*What this task involves*: When a line in the listing contains the string "selected", pick it out and copy it.

--- --- ---

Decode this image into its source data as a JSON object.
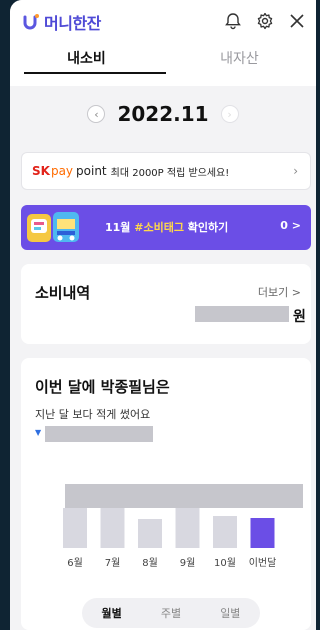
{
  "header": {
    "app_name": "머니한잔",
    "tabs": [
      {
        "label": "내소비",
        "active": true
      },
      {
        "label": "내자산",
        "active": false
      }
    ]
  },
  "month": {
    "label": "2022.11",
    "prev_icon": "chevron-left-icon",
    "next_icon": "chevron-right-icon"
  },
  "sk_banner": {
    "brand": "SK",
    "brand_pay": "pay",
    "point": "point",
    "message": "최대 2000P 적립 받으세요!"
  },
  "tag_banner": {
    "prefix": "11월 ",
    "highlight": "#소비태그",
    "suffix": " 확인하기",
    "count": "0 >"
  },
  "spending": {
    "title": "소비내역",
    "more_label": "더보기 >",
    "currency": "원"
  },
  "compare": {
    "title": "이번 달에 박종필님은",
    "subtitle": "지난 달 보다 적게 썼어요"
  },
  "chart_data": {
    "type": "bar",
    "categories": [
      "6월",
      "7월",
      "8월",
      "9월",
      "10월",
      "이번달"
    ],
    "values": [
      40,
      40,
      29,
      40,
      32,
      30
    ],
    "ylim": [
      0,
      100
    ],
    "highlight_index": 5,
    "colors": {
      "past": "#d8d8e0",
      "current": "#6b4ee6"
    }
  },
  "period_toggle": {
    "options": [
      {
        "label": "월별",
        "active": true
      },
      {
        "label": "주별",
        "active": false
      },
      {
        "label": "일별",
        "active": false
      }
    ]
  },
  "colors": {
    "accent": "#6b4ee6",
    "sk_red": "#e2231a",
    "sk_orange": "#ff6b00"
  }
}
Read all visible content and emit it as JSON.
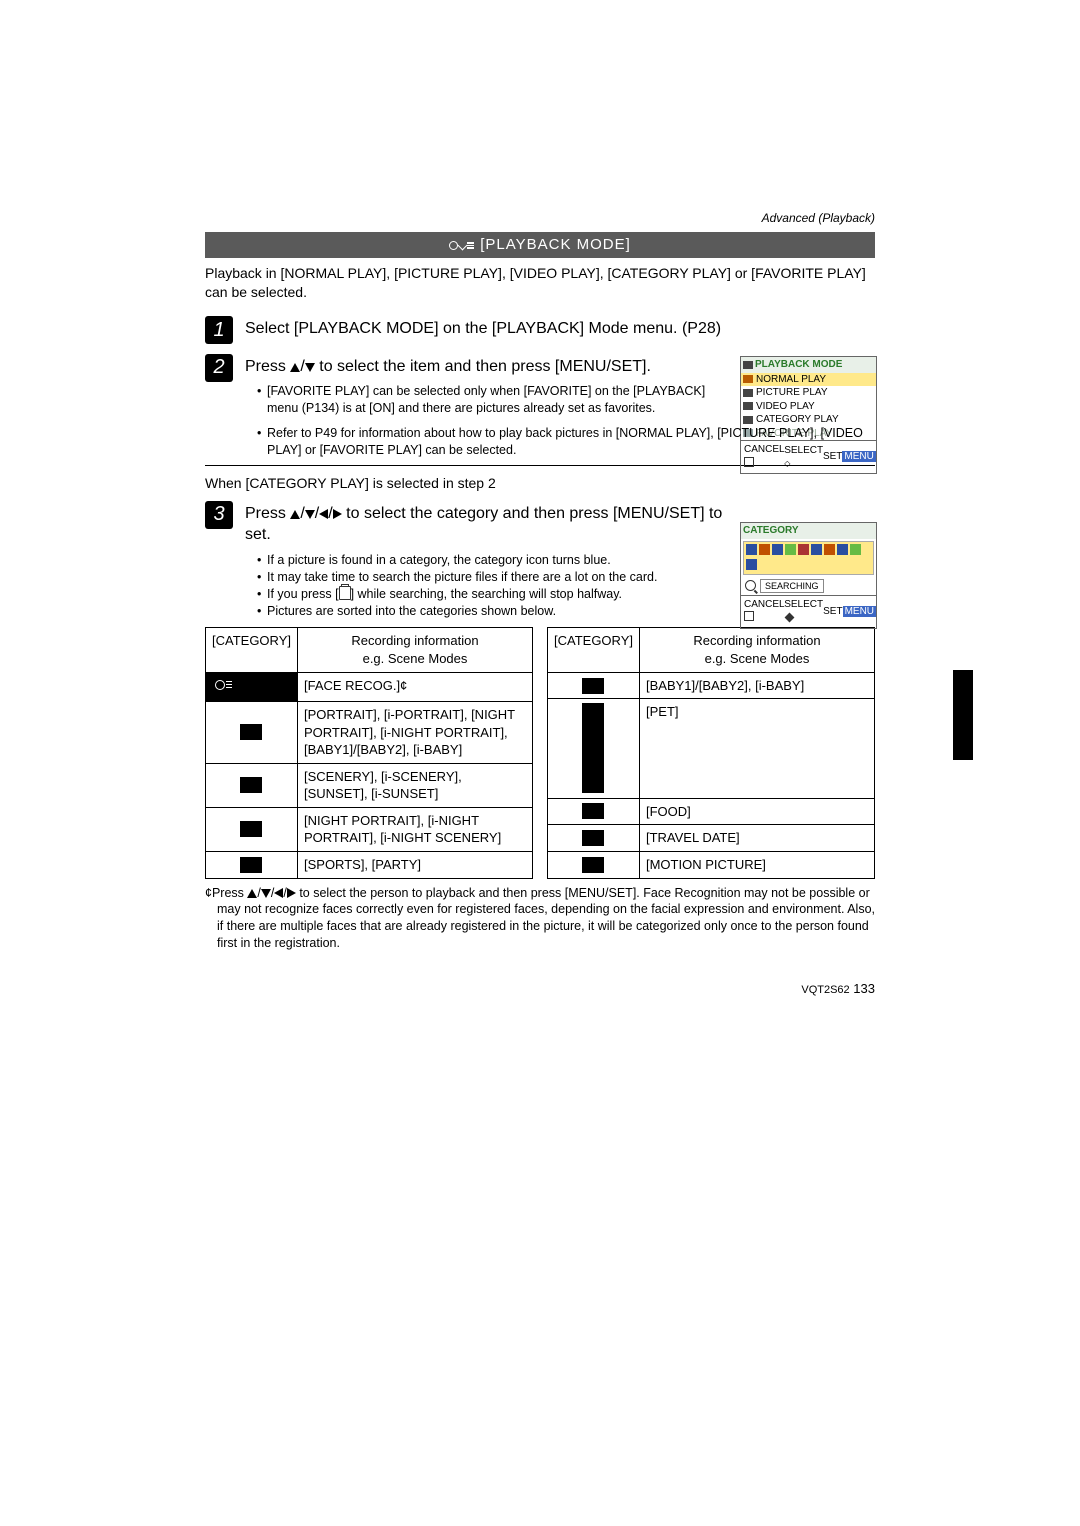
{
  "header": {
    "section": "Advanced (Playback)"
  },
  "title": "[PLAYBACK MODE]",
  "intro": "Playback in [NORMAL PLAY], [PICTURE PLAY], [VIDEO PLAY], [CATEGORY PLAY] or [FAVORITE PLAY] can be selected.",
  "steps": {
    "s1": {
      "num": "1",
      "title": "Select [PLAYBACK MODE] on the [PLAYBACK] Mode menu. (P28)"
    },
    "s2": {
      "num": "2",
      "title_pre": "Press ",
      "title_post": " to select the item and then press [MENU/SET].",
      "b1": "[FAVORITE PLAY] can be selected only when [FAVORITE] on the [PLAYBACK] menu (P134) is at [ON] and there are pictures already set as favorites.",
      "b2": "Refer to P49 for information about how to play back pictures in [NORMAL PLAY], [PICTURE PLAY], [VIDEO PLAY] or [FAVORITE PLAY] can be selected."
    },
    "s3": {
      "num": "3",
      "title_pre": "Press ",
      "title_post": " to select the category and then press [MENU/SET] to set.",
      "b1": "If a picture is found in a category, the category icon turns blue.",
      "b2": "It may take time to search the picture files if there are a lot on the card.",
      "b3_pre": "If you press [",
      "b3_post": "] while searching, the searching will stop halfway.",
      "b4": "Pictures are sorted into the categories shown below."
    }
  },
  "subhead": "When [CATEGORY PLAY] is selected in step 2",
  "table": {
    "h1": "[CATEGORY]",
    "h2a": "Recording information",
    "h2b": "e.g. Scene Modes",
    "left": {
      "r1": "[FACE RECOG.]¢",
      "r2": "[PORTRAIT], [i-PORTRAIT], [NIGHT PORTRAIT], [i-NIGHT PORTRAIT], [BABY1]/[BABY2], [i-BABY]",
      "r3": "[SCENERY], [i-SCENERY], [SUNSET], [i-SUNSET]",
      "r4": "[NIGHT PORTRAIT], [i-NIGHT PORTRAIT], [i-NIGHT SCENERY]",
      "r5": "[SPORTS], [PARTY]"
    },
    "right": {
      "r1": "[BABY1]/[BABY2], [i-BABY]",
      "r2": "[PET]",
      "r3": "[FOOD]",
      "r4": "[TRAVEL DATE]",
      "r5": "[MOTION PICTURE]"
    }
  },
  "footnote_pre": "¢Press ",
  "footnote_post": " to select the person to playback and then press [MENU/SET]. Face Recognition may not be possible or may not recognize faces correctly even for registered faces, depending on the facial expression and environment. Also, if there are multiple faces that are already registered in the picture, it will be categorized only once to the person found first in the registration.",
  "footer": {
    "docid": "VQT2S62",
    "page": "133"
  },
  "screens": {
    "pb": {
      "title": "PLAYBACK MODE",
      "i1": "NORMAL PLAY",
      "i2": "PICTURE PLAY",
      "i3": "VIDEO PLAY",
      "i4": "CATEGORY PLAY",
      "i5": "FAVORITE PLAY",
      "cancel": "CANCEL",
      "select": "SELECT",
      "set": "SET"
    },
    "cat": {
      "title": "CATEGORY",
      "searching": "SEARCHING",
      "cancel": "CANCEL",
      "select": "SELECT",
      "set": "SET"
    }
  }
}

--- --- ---

*Result*:
  "intro": "Playback in [NORMAL PLAY], [PICTURE PLAY], [VIDEO PLAY], [CATEGORY PLAY] or [FAVORITE PLAY] can be selected.",
      "b1": "[FAVORITE PLAY] can be selected only when [FAVORITE] on the [PLAYBACK] menu (P134) is at [ON] and there are pictures already set as favorites.",
      "b2": "Refer to P49 for information about how to play back pictures in [NORMAL PLAY], [PICTURE PLAY], [VIDEO PLAY] or [FAVORITE PLAY] can be selected."
  "subhead": "When [CATEGORY PLAY] is selected in step 2",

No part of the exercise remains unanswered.